▶ [HOW TO COMPLETE THIS TASK] A single number is expected: the count of lines in the records below that contain "screenshot".

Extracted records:
*****

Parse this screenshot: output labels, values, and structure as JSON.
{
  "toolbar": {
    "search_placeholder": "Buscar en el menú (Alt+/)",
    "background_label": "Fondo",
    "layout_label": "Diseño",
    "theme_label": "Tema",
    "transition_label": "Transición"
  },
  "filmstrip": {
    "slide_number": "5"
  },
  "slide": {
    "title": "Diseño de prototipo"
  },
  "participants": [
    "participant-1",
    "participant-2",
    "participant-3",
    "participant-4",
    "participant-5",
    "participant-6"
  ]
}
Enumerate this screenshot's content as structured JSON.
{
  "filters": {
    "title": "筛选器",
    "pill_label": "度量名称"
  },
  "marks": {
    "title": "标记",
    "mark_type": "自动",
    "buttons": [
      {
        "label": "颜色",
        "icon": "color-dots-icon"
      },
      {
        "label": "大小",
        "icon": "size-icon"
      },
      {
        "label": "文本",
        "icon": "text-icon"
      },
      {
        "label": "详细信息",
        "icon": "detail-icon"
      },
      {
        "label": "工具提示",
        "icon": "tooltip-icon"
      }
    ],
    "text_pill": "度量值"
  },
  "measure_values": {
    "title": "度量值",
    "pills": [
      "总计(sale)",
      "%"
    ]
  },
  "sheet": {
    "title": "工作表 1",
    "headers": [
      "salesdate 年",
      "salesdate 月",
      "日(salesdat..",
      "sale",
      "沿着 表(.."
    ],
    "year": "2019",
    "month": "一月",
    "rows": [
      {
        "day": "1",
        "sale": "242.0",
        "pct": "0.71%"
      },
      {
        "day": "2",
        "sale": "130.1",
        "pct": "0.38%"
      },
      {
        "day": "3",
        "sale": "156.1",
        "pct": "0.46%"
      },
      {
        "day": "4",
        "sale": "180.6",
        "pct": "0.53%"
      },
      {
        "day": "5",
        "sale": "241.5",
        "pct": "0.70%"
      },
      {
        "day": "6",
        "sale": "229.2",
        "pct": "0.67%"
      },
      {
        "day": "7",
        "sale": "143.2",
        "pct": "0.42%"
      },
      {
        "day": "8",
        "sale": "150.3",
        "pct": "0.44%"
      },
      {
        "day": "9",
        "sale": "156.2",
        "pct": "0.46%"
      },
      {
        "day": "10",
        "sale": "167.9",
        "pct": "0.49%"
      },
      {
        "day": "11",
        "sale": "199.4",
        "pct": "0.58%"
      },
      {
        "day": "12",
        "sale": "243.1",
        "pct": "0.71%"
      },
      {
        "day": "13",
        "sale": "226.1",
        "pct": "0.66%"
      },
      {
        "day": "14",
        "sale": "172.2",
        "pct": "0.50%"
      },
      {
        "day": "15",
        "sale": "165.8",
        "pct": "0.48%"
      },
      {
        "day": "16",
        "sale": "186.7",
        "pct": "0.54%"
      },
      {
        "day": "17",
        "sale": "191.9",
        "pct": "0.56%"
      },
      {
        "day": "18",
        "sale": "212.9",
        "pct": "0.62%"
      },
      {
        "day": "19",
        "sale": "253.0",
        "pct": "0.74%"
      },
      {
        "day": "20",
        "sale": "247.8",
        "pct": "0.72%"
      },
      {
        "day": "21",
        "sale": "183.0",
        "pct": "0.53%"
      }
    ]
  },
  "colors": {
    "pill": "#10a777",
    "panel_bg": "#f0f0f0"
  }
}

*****

▶ [ANSWER TO THE PROBLEM] 2